Ultimately, the schools can always opt to take any revenue losses out of the hides of Olympic sports. The football beast must be fed ever-increasing amounts, even when college athletics is navigating a financial crisis. As my colleague Michael Rosenberg wrote last week, “College sports, purportedly a celebration of amateur athletics, are an exercise in big squashing little: large conferences whipping small ones, and revenue sports hogging resources from non-revenue sports.”
My stance in December was that the only way Texas could justify the money to fire Herman and his well-compensated staff was if it had Urban Meyer on the hook as the replacement. If you can bring in a national champion, make the move. If you’re firing a coach who improved the product over the previous regime (Herman was 32-18 in four seasons), the next guy has to be a slam dunk.
Instead, the next guy is Sark.
Will he work out? Maybe. If so, it’s a great redemption story for a guy who lost the USC job due to personal problems reportedly tied to alcohol use.

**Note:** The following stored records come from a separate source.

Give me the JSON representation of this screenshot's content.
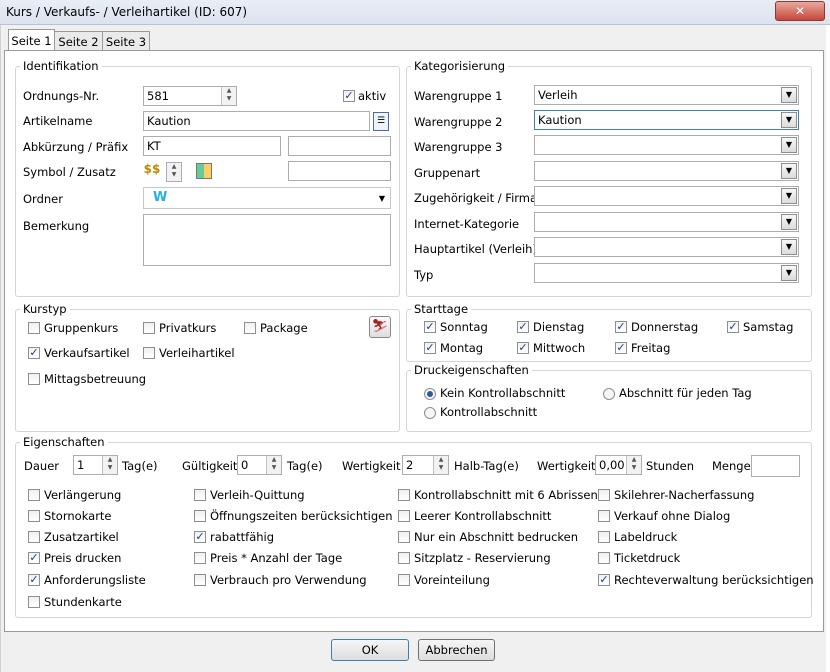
{
  "window": {
    "title": "Kurs / Verkaufs- / Verleihartikel (ID: 607)",
    "close_glyph": "✕"
  },
  "tabs": [
    "Seite 1",
    "Seite 2",
    "Seite 3"
  ],
  "ident": {
    "legend": "Identifikation",
    "ordnungsnr_label": "Ordnungs-Nr.",
    "ordnungsnr_value": "581",
    "aktiv_label": "aktiv",
    "artikelname_label": "Artikelname",
    "artikelname_value": "Kaution",
    "abk_label": "Abkürzung / Präfix",
    "abk_value": "KT",
    "symbol_label": "Symbol / Zusatz",
    "ordner_label": "Ordner",
    "ordner_value": "W",
    "bemerkung_label": "Bemerkung"
  },
  "kat": {
    "legend": "Kategorisierung",
    "rows": [
      {
        "label": "Warengruppe 1",
        "value": "Verleih"
      },
      {
        "label": "Warengruppe 2",
        "value": "Kaution"
      },
      {
        "label": "Warengruppe 3",
        "value": ""
      },
      {
        "label": "Gruppenart",
        "value": ""
      },
      {
        "label": "Zugehörigkeit / Firma",
        "value": ""
      },
      {
        "label": "Internet-Kategorie",
        "value": ""
      },
      {
        "label": "Hauptartikel (Verleih)",
        "value": ""
      },
      {
        "label": "Typ",
        "value": ""
      }
    ]
  },
  "kurstyp": {
    "legend": "Kurstyp",
    "items": [
      "Gruppenkurs",
      "Privatkurs",
      "Package",
      "Verkaufsartikel",
      "Verleihartikel",
      "Mittagsbetreuung"
    ]
  },
  "starttage": {
    "legend": "Starttage",
    "days": [
      "Sonntag",
      "Dienstag",
      "Donnerstag",
      "Samstag",
      "Montag",
      "Mittwoch",
      "Freitag"
    ]
  },
  "druck": {
    "legend": "Druckeigenschaften",
    "options": [
      "Kein Kontrollabschnitt",
      "Abschnitt für jeden Tag",
      "Kontrollabschnitt"
    ]
  },
  "eigen": {
    "legend": "Eigenschaften",
    "dauer_label": "Dauer",
    "dauer_value": "1",
    "dauer_unit": "Tag(e)",
    "gueltig_label": "Gültigkeit",
    "gueltig_value": "0",
    "gueltig_unit": "Tag(e)",
    "wert1_label": "Wertigkeit",
    "wert1_value": "2",
    "wert1_unit": "Halb-Tag(e)",
    "wert2_label": "Wertigkeit",
    "wert2_value": "0,00",
    "wert2_unit": "Stunden",
    "menge_label": "Menge",
    "checks": [
      "Verlängerung",
      "Stornokarte",
      "Zusatzartikel",
      "Preis drucken",
      "Anforderungsliste",
      "Stundenkarte",
      "Verleih-Quittung",
      "Öffnungszeiten berücksichtigen",
      "rabattfähig",
      "Preis * Anzahl der Tage",
      "Verbrauch pro Verwendung",
      "Kontrollabschnitt mit 6 Abrissen",
      "Leerer Kontrollabschnitt",
      "Nur ein Abschnitt bedrucken",
      "Sitzplatz - Reservierung",
      "Voreinteilung",
      "Skilehrer-Nacherfassung",
      "Verkauf ohne Dialog",
      "Labeldruck",
      "Ticketdruck",
      "Rechteverwaltung berücksichtigen"
    ]
  },
  "buttons": {
    "ok": "OK",
    "cancel": "Abbrechen"
  },
  "check_glyph": "✓"
}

And Sark has done exemplary work as Alabama’s OC, calling plays for what has become an offensive juggernaut. There is a reason the school bumped his pay to $2.5 million in 2020, highest of any offensive coordinator; Crimson tide coach Nick Saban valued his work that much.
But Sark has a career record of 46-35 at Washington and USC. His best season was going 9-4 with the Trojans in 2014, which by USC standards is somewhere between ho and hum. He’s never had a team finish a season ranked higher than 20th. He also was fired as offensive coordinator of the Atlanta Falcons in 2018.
That’s the guy triggering a $50 million decision?
Maybe at this stage of his life, Sarkisian is prepared to do his best work. He’s only 46 years old, and working under Saban is the best place both to rehab an image and learn how to lead a championship-level program. But anyone who says this is a sure thing is only guessing.
Once, Texas courted Saban. Then, it courted Meyer. Now, Texas is going to roll with Saban’s play caller and hope for the best.
Meanwhile, Texas has one other big move it needs to make this weekend: it needs to release the 18 December signees from their national letters of intent. They comprised the No. 18 class in the nation, according to SI All-American, and they were signed under false pretense regarding who would be their coach.
Maybe they’ll want to stay and play for the new regime. But maybe not. They should have every opportunity to pursue other options immediately after their bait-and-switch recruitment.
The tepid statement about Herman from Del Conte on Dec. 12 was almost assuredly as much about placating recruits and getting them signed as anything else. He issued it five days before signing day. In retrospect, it’s an incredibly cynical move.
Now those recruits have gotten an early indoctrination into College Sports Inc., where there is never enough money to adequately compensate the players but always enough to buy out a coach who isn’t winning enough.